● **What to work on**:
When a line in the entries contains the word "JSON", copy that line in full.

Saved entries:
= = = =
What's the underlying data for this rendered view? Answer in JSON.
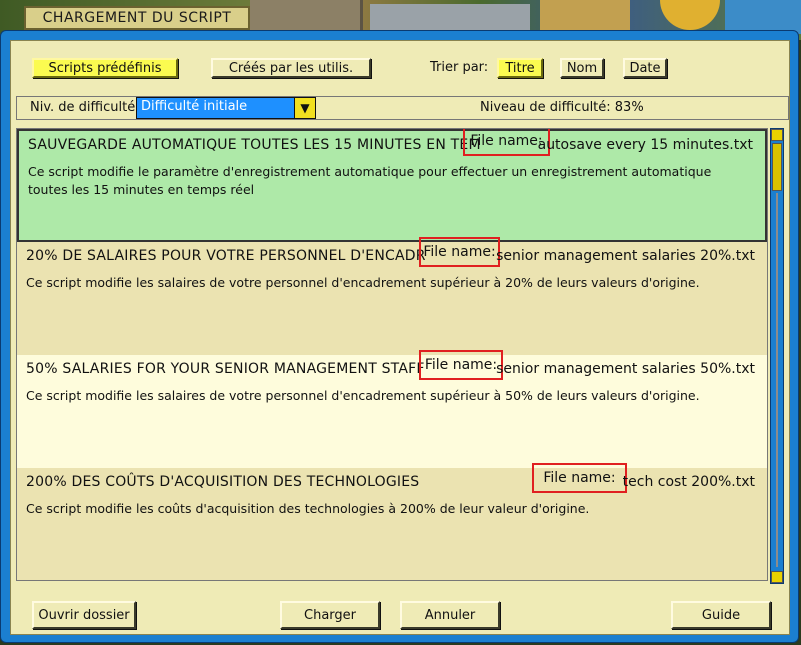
{
  "window": {
    "title": "CHARGEMENT DU SCRIPT"
  },
  "source_tabs": [
    {
      "label": "Scripts prédéfinis",
      "active": true
    },
    {
      "label": "Créés par les utilis.",
      "active": false
    }
  ],
  "sort": {
    "label": "Trier par:",
    "options": [
      {
        "label": "Titre",
        "active": true
      },
      {
        "label": "Nom",
        "active": false
      },
      {
        "label": "Date",
        "active": false
      }
    ]
  },
  "difficulty": {
    "label": "Niv. de difficulté",
    "selected": "Difficulté initiale",
    "level_text": "Niveau de difficulté: 83%"
  },
  "scripts": [
    {
      "title": "SAUVEGARDE AUTOMATIQUE TOUTES LES 15 MINUTES EN TEM",
      "file_label": "File name:",
      "file_name": "autosave every 15 minutes.txt",
      "description": "Ce script modifie le paramètre d'enregistrement automatique pour effectuer un enregistrement automatique toutes les 15 minutes en temps réel",
      "selected": true
    },
    {
      "title": "20% DE SALAIRES POUR VOTRE PERSONNEL D'ENCADR",
      "file_label": "File name:",
      "file_name": "senior management salaries 20%.txt",
      "description": "Ce script modifie les salaires de votre personnel d'encadrement supérieur à 20% de leurs valeurs d'origine.",
      "selected": false
    },
    {
      "title": "50% SALARIES FOR YOUR SENIOR MANAGEMENT STAFF",
      "file_label": "File name:",
      "file_name": "senior management salaries 50%.txt",
      "description": "Ce script modifie les salaires de votre personnel d'encadrement supérieur à 50% de leurs valeurs d'origine.",
      "selected": false
    },
    {
      "title": "200% DES COÛTS D'ACQUISITION DES TECHNOLOGIES",
      "file_label": "File name:",
      "file_name": "tech cost 200%.txt",
      "description": "Ce script modifie les coûts d'acquisition des technologies à 200% de leur valeur d'origine.",
      "selected": false
    }
  ],
  "footer": {
    "open_folder": "Ouvrir dossier",
    "load": "Charger",
    "cancel": "Annuler",
    "guide": "Guide"
  },
  "colors": {
    "frame_blue": "#1b7fd0",
    "panel": "#efebb6",
    "active_yellow": "#fbfb50",
    "selected_row": "#aee9a8",
    "highlight_red": "#e02020"
  }
}
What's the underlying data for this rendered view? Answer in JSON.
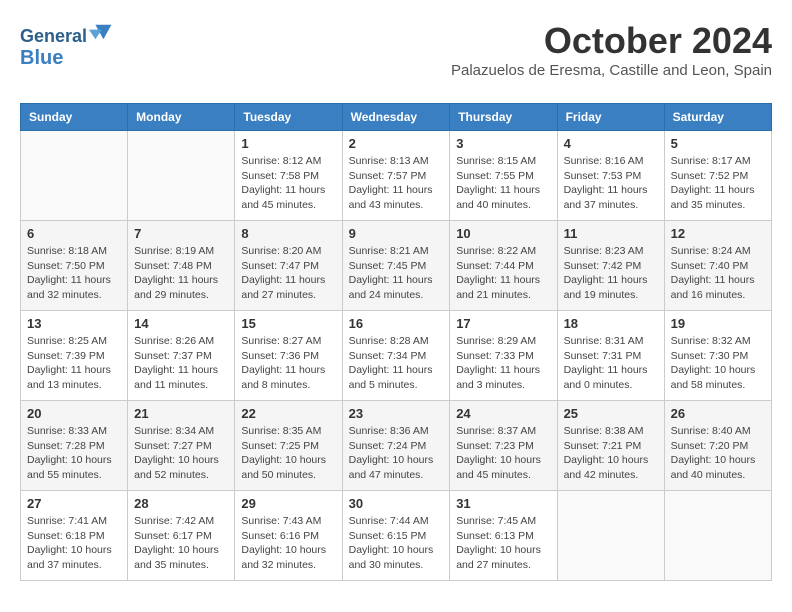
{
  "header": {
    "logo_line1": "General",
    "logo_line2": "Blue",
    "month_title": "October 2024",
    "subtitle": "Palazuelos de Eresma, Castille and Leon, Spain"
  },
  "weekdays": [
    "Sunday",
    "Monday",
    "Tuesday",
    "Wednesday",
    "Thursday",
    "Friday",
    "Saturday"
  ],
  "weeks": [
    [
      {
        "day": "",
        "sunrise": "",
        "sunset": "",
        "daylight": ""
      },
      {
        "day": "",
        "sunrise": "",
        "sunset": "",
        "daylight": ""
      },
      {
        "day": "1",
        "sunrise": "Sunrise: 8:12 AM",
        "sunset": "Sunset: 7:58 PM",
        "daylight": "Daylight: 11 hours and 45 minutes."
      },
      {
        "day": "2",
        "sunrise": "Sunrise: 8:13 AM",
        "sunset": "Sunset: 7:57 PM",
        "daylight": "Daylight: 11 hours and 43 minutes."
      },
      {
        "day": "3",
        "sunrise": "Sunrise: 8:15 AM",
        "sunset": "Sunset: 7:55 PM",
        "daylight": "Daylight: 11 hours and 40 minutes."
      },
      {
        "day": "4",
        "sunrise": "Sunrise: 8:16 AM",
        "sunset": "Sunset: 7:53 PM",
        "daylight": "Daylight: 11 hours and 37 minutes."
      },
      {
        "day": "5",
        "sunrise": "Sunrise: 8:17 AM",
        "sunset": "Sunset: 7:52 PM",
        "daylight": "Daylight: 11 hours and 35 minutes."
      }
    ],
    [
      {
        "day": "6",
        "sunrise": "Sunrise: 8:18 AM",
        "sunset": "Sunset: 7:50 PM",
        "daylight": "Daylight: 11 hours and 32 minutes."
      },
      {
        "day": "7",
        "sunrise": "Sunrise: 8:19 AM",
        "sunset": "Sunset: 7:48 PM",
        "daylight": "Daylight: 11 hours and 29 minutes."
      },
      {
        "day": "8",
        "sunrise": "Sunrise: 8:20 AM",
        "sunset": "Sunset: 7:47 PM",
        "daylight": "Daylight: 11 hours and 27 minutes."
      },
      {
        "day": "9",
        "sunrise": "Sunrise: 8:21 AM",
        "sunset": "Sunset: 7:45 PM",
        "daylight": "Daylight: 11 hours and 24 minutes."
      },
      {
        "day": "10",
        "sunrise": "Sunrise: 8:22 AM",
        "sunset": "Sunset: 7:44 PM",
        "daylight": "Daylight: 11 hours and 21 minutes."
      },
      {
        "day": "11",
        "sunrise": "Sunrise: 8:23 AM",
        "sunset": "Sunset: 7:42 PM",
        "daylight": "Daylight: 11 hours and 19 minutes."
      },
      {
        "day": "12",
        "sunrise": "Sunrise: 8:24 AM",
        "sunset": "Sunset: 7:40 PM",
        "daylight": "Daylight: 11 hours and 16 minutes."
      }
    ],
    [
      {
        "day": "13",
        "sunrise": "Sunrise: 8:25 AM",
        "sunset": "Sunset: 7:39 PM",
        "daylight": "Daylight: 11 hours and 13 minutes."
      },
      {
        "day": "14",
        "sunrise": "Sunrise: 8:26 AM",
        "sunset": "Sunset: 7:37 PM",
        "daylight": "Daylight: 11 hours and 11 minutes."
      },
      {
        "day": "15",
        "sunrise": "Sunrise: 8:27 AM",
        "sunset": "Sunset: 7:36 PM",
        "daylight": "Daylight: 11 hours and 8 minutes."
      },
      {
        "day": "16",
        "sunrise": "Sunrise: 8:28 AM",
        "sunset": "Sunset: 7:34 PM",
        "daylight": "Daylight: 11 hours and 5 minutes."
      },
      {
        "day": "17",
        "sunrise": "Sunrise: 8:29 AM",
        "sunset": "Sunset: 7:33 PM",
        "daylight": "Daylight: 11 hours and 3 minutes."
      },
      {
        "day": "18",
        "sunrise": "Sunrise: 8:31 AM",
        "sunset": "Sunset: 7:31 PM",
        "daylight": "Daylight: 11 hours and 0 minutes."
      },
      {
        "day": "19",
        "sunrise": "Sunrise: 8:32 AM",
        "sunset": "Sunset: 7:30 PM",
        "daylight": "Daylight: 10 hours and 58 minutes."
      }
    ],
    [
      {
        "day": "20",
        "sunrise": "Sunrise: 8:33 AM",
        "sunset": "Sunset: 7:28 PM",
        "daylight": "Daylight: 10 hours and 55 minutes."
      },
      {
        "day": "21",
        "sunrise": "Sunrise: 8:34 AM",
        "sunset": "Sunset: 7:27 PM",
        "daylight": "Daylight: 10 hours and 52 minutes."
      },
      {
        "day": "22",
        "sunrise": "Sunrise: 8:35 AM",
        "sunset": "Sunset: 7:25 PM",
        "daylight": "Daylight: 10 hours and 50 minutes."
      },
      {
        "day": "23",
        "sunrise": "Sunrise: 8:36 AM",
        "sunset": "Sunset: 7:24 PM",
        "daylight": "Daylight: 10 hours and 47 minutes."
      },
      {
        "day": "24",
        "sunrise": "Sunrise: 8:37 AM",
        "sunset": "Sunset: 7:23 PM",
        "daylight": "Daylight: 10 hours and 45 minutes."
      },
      {
        "day": "25",
        "sunrise": "Sunrise: 8:38 AM",
        "sunset": "Sunset: 7:21 PM",
        "daylight": "Daylight: 10 hours and 42 minutes."
      },
      {
        "day": "26",
        "sunrise": "Sunrise: 8:40 AM",
        "sunset": "Sunset: 7:20 PM",
        "daylight": "Daylight: 10 hours and 40 minutes."
      }
    ],
    [
      {
        "day": "27",
        "sunrise": "Sunrise: 7:41 AM",
        "sunset": "Sunset: 6:18 PM",
        "daylight": "Daylight: 10 hours and 37 minutes."
      },
      {
        "day": "28",
        "sunrise": "Sunrise: 7:42 AM",
        "sunset": "Sunset: 6:17 PM",
        "daylight": "Daylight: 10 hours and 35 minutes."
      },
      {
        "day": "29",
        "sunrise": "Sunrise: 7:43 AM",
        "sunset": "Sunset: 6:16 PM",
        "daylight": "Daylight: 10 hours and 32 minutes."
      },
      {
        "day": "30",
        "sunrise": "Sunrise: 7:44 AM",
        "sunset": "Sunset: 6:15 PM",
        "daylight": "Daylight: 10 hours and 30 minutes."
      },
      {
        "day": "31",
        "sunrise": "Sunrise: 7:45 AM",
        "sunset": "Sunset: 6:13 PM",
        "daylight": "Daylight: 10 hours and 27 minutes."
      },
      {
        "day": "",
        "sunrise": "",
        "sunset": "",
        "daylight": ""
      },
      {
        "day": "",
        "sunrise": "",
        "sunset": "",
        "daylight": ""
      }
    ]
  ]
}
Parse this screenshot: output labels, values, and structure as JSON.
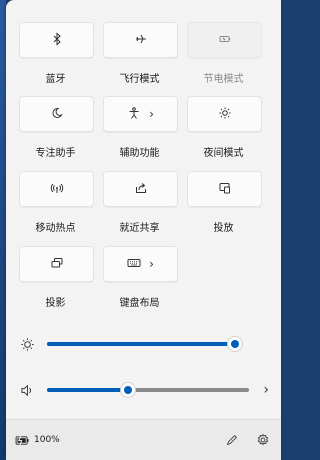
{
  "tiles": [
    {
      "label": "蓝牙",
      "icon": "bluetooth-icon",
      "chevron": false,
      "disabled": false
    },
    {
      "label": "飞行模式",
      "icon": "airplane-icon",
      "chevron": false,
      "disabled": false
    },
    {
      "label": "节电模式",
      "icon": "battery-saver-icon",
      "chevron": false,
      "disabled": true
    },
    {
      "label": "专注助手",
      "icon": "moon-icon",
      "chevron": false,
      "disabled": false
    },
    {
      "label": "辅助功能",
      "icon": "accessibility-icon",
      "chevron": true,
      "disabled": false
    },
    {
      "label": "夜间模式",
      "icon": "brightness-icon",
      "chevron": false,
      "disabled": false
    },
    {
      "label": "移动热点",
      "icon": "hotspot-icon",
      "chevron": false,
      "disabled": false
    },
    {
      "label": "就近共享",
      "icon": "share-icon",
      "chevron": false,
      "disabled": false
    },
    {
      "label": "投放",
      "icon": "cast-icon",
      "chevron": false,
      "disabled": false
    },
    {
      "label": "投影",
      "icon": "project-icon",
      "chevron": false,
      "disabled": false
    },
    {
      "label": "键盘布局",
      "icon": "keyboard-icon",
      "chevron": true,
      "disabled": false
    }
  ],
  "chevron_glyph": "›",
  "brightness": {
    "icon": "sun-icon",
    "value_percent": 96
  },
  "volume": {
    "icon": "speaker-icon",
    "value_percent": 40,
    "chevron_glyph": "›"
  },
  "footer": {
    "battery_icon": "battery-charging-icon",
    "battery_text": "100%",
    "edit_icon": "pencil-icon",
    "settings_icon": "gear-icon"
  },
  "accent_color": "#005fb8"
}
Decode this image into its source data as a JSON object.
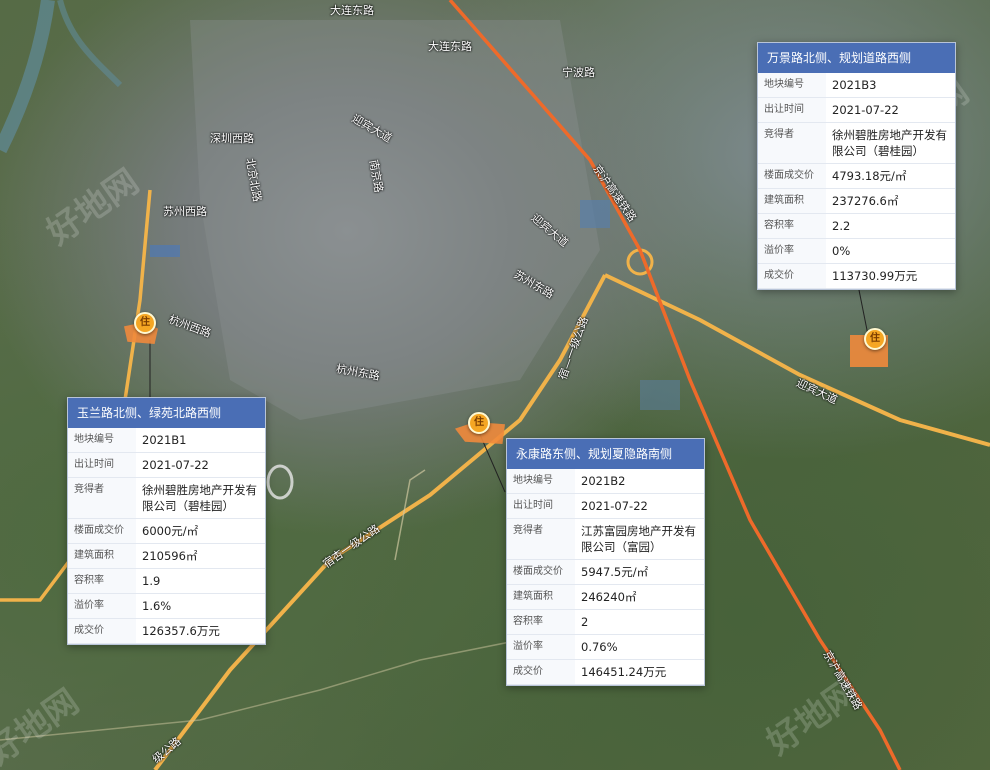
{
  "roads": [
    {
      "id": "dalian",
      "name": "大连东路"
    },
    {
      "id": "ningbo",
      "name": "宁波路"
    },
    {
      "id": "shenzhen",
      "name": "深圳西路"
    },
    {
      "id": "beijingbei",
      "name": "北京北路"
    },
    {
      "id": "suzhouxi",
      "name": "苏州西路"
    },
    {
      "id": "yingbin1",
      "name": "迎宾大道"
    },
    {
      "id": "nanjing",
      "name": "南京路"
    },
    {
      "id": "yingbin2",
      "name": "迎宾大道"
    },
    {
      "id": "suzhoudong",
      "name": "苏州东路"
    },
    {
      "id": "jingbeng1",
      "name": "京沪高速铁路"
    },
    {
      "id": "hangzhouxi",
      "name": "杭州西路"
    },
    {
      "id": "hangzhoudong",
      "name": "杭州东路"
    },
    {
      "id": "yijigongluN",
      "name": "宿—一级公路"
    },
    {
      "id": "yingbin3",
      "name": "迎宾大道"
    },
    {
      "id": "yijigongluS",
      "name": "宿杏一级公路"
    },
    {
      "id": "yijiS2",
      "name": "级公路"
    },
    {
      "id": "jingbeng2",
      "name": "京沪高速铁路"
    }
  ],
  "pins": [
    {
      "id": "p1",
      "label": "住"
    },
    {
      "id": "p2",
      "label": "住"
    },
    {
      "id": "p3",
      "label": "住"
    }
  ],
  "popups": [
    {
      "id": "b3",
      "title": "万景路北侧、规划道路西侧",
      "rows": [
        {
          "k": "地块编号",
          "v": "2021B3"
        },
        {
          "k": "出让时间",
          "v": "2021-07-22"
        },
        {
          "k": "竞得者",
          "v": "徐州碧胜房地产开发有限公司（碧桂园）"
        },
        {
          "k": "楼面成交价",
          "v": "4793.18元/㎡"
        },
        {
          "k": "建筑面积",
          "v": "237276.6㎡"
        },
        {
          "k": "容积率",
          "v": "2.2"
        },
        {
          "k": "溢价率",
          "v": "0%"
        },
        {
          "k": "成交价",
          "v": "113730.99万元"
        }
      ]
    },
    {
      "id": "b1",
      "title": "玉兰路北侧、绿苑北路西侧",
      "rows": [
        {
          "k": "地块编号",
          "v": "2021B1"
        },
        {
          "k": "出让时间",
          "v": "2021-07-22"
        },
        {
          "k": "竞得者",
          "v": "徐州碧胜房地产开发有限公司（碧桂园）"
        },
        {
          "k": "楼面成交价",
          "v": "6000元/㎡"
        },
        {
          "k": "建筑面积",
          "v": "210596㎡"
        },
        {
          "k": "容积率",
          "v": "1.9"
        },
        {
          "k": "溢价率",
          "v": "1.6%"
        },
        {
          "k": "成交价",
          "v": "126357.6万元"
        }
      ]
    },
    {
      "id": "b2",
      "title": "永康路东侧、规划夏隐路南侧",
      "rows": [
        {
          "k": "地块编号",
          "v": "2021B2"
        },
        {
          "k": "出让时间",
          "v": "2021-07-22"
        },
        {
          "k": "竞得者",
          "v": "江苏富园房地产开发有限公司（富园）"
        },
        {
          "k": "楼面成交价",
          "v": "5947.5元/㎡"
        },
        {
          "k": "建筑面积",
          "v": "246240㎡"
        },
        {
          "k": "容积率",
          "v": "2"
        },
        {
          "k": "溢价率",
          "v": "0.76%"
        },
        {
          "k": "成交价",
          "v": "146451.24万元"
        }
      ]
    }
  ],
  "colors": {
    "road": "#f0b24a",
    "rail": "#ee6a2a",
    "popup_header": "#4a6eb5",
    "parcel": "#f08a3c",
    "pin": "#f5a623"
  }
}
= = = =
● **Output below**:
What's the underlying data for this rendered view? Answer in JSON.
What's the underlying data for this rendered view? Answer in JSON.
Parse this screenshot: output labels, values, and structure as JSON.
Decode this image into its source data as a JSON object.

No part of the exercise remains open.